- On-going administrative and fiduciary compliance are the most important items to be aware of when administering your plan in the age of the CARES Act and this health pandemic.
The Department of Labor (DOL) has the authority to postpone certain compliance deadlines, including when various tax fillings are due like the form 5500, when notices need to go out, and when items like plan loan repayments or excess contributions need to be corrected. As an example, historically, if you are a calendar-year plan, at the end of each calendar year and early part of the following year, you go through year-end compliance testing for the prior year. Currently, as we approach the half-way point of 2020, many retirement plans are finalizing their 2019 year-end compliance testing. While completing this compliance testing, you will want to be aware of any types of excess contributions made through your employees’ payroll. If an employee contributed too much or received too much of a match, you would have had until March 15 to make those corrections and until April 15 to process any refunds to remain compliant; however, given the current environment, these deadlines have been extended out to July 15.
Although this is a reprieve, employers need to act swiftly on these matters, as we are already at the end of May, and most management teams are currently preoccupied with contingency planning and the sustainability of their businesses, resulting in less time allotted for retirement plan administration. Furthermore, the Form 5500 deadline remains the same at July 31 with the usual option to apply for an extension to October 15. The American Retirement Association (ARA) has said it is working with the Department of Labor (DOL) on relief for this deadline; however, for now, it is advisable to operate with the stated deadlines in mind.

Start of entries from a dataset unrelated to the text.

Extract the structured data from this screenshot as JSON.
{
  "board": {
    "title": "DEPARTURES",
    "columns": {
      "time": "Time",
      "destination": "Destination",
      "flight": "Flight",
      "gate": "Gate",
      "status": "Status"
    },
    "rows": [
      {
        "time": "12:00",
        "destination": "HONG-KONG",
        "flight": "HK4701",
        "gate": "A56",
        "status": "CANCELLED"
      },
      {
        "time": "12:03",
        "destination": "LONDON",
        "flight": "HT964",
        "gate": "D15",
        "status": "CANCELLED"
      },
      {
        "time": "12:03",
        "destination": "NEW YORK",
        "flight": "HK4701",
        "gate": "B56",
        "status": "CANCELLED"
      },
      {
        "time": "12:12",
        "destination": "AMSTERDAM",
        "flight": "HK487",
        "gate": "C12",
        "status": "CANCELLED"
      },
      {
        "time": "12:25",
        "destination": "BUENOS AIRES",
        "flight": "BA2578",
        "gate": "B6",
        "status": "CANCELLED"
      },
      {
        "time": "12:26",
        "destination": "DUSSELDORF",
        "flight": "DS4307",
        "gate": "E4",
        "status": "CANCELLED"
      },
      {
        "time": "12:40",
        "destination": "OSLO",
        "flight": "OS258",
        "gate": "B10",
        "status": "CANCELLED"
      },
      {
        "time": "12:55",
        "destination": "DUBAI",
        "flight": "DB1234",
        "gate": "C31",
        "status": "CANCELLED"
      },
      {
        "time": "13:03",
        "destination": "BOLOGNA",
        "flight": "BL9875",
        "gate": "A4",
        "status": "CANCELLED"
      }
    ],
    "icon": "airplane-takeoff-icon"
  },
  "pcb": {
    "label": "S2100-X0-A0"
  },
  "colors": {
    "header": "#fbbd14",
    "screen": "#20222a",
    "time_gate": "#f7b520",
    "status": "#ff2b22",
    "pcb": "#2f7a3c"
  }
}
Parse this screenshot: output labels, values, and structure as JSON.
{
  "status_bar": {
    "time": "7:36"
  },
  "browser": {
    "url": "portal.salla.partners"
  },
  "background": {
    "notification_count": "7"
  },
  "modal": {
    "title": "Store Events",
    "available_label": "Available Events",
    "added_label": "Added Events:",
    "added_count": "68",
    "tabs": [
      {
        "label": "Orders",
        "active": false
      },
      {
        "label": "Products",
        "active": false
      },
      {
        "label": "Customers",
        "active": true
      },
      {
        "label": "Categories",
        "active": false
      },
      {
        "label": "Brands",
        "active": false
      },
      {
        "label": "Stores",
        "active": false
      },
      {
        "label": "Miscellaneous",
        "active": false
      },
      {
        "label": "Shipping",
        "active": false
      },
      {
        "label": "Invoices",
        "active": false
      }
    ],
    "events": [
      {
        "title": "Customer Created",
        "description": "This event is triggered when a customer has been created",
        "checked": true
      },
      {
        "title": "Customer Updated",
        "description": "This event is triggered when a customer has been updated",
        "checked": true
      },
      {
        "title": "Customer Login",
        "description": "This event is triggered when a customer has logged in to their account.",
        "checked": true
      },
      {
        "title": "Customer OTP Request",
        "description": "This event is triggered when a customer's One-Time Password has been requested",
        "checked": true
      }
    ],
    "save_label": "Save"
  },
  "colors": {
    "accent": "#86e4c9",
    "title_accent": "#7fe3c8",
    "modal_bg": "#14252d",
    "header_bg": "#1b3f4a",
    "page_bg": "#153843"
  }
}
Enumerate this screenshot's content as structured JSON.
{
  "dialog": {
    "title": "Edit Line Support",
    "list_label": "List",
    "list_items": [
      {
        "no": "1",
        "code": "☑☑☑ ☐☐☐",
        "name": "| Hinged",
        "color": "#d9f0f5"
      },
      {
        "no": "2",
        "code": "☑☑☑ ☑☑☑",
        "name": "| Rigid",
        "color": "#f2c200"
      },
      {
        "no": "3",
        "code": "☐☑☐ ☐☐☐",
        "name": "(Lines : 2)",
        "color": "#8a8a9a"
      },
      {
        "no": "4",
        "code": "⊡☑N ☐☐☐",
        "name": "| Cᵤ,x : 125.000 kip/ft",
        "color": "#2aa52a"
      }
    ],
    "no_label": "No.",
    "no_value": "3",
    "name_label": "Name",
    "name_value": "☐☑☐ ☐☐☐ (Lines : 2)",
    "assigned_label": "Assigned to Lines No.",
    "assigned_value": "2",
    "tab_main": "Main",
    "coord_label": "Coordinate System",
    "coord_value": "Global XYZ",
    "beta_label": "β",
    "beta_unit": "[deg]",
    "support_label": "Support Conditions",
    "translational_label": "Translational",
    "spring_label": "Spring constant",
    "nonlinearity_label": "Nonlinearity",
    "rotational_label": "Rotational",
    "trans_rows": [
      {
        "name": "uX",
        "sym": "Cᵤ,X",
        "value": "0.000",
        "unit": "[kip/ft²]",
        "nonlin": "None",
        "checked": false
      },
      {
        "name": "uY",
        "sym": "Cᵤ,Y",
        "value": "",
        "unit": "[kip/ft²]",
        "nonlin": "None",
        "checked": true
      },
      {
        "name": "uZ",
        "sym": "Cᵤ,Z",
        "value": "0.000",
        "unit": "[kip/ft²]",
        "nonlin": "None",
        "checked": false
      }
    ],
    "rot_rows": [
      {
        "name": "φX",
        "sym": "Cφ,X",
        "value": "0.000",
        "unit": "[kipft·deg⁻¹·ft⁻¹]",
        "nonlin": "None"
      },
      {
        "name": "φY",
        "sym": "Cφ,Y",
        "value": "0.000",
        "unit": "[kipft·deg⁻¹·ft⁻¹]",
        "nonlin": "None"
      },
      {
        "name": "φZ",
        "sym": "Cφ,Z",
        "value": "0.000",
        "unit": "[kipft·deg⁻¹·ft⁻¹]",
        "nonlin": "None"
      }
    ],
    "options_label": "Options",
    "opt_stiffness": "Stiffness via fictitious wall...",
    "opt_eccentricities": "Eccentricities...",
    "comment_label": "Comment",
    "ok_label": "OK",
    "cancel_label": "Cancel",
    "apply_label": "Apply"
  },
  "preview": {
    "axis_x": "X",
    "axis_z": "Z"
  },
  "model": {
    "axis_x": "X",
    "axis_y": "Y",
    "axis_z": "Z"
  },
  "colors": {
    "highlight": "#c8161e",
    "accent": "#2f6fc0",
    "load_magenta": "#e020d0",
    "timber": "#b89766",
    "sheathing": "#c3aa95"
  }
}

As an employer and plan administer, the most important item to keep in mind is that in addition to now having to ration time and attention to some of the nuance components of loans and hardship withdrawals, you still need to ensure your administrative compliance requirements are completed in a timely manner. The ARA continues to work with the DOL to obtain further guidance and relief for retirement plans that will hopefully involve extensions for some of these tax filings, in addition to the removal of safe harbor matches and the cutting of matches without having to terminate your plans altogether, which we discussed in an earlier article. Despite the lack of confirmation on these items, the ARA has been transparent in actively pursuing these initiatives to support companies and organizations throughout these challenging times.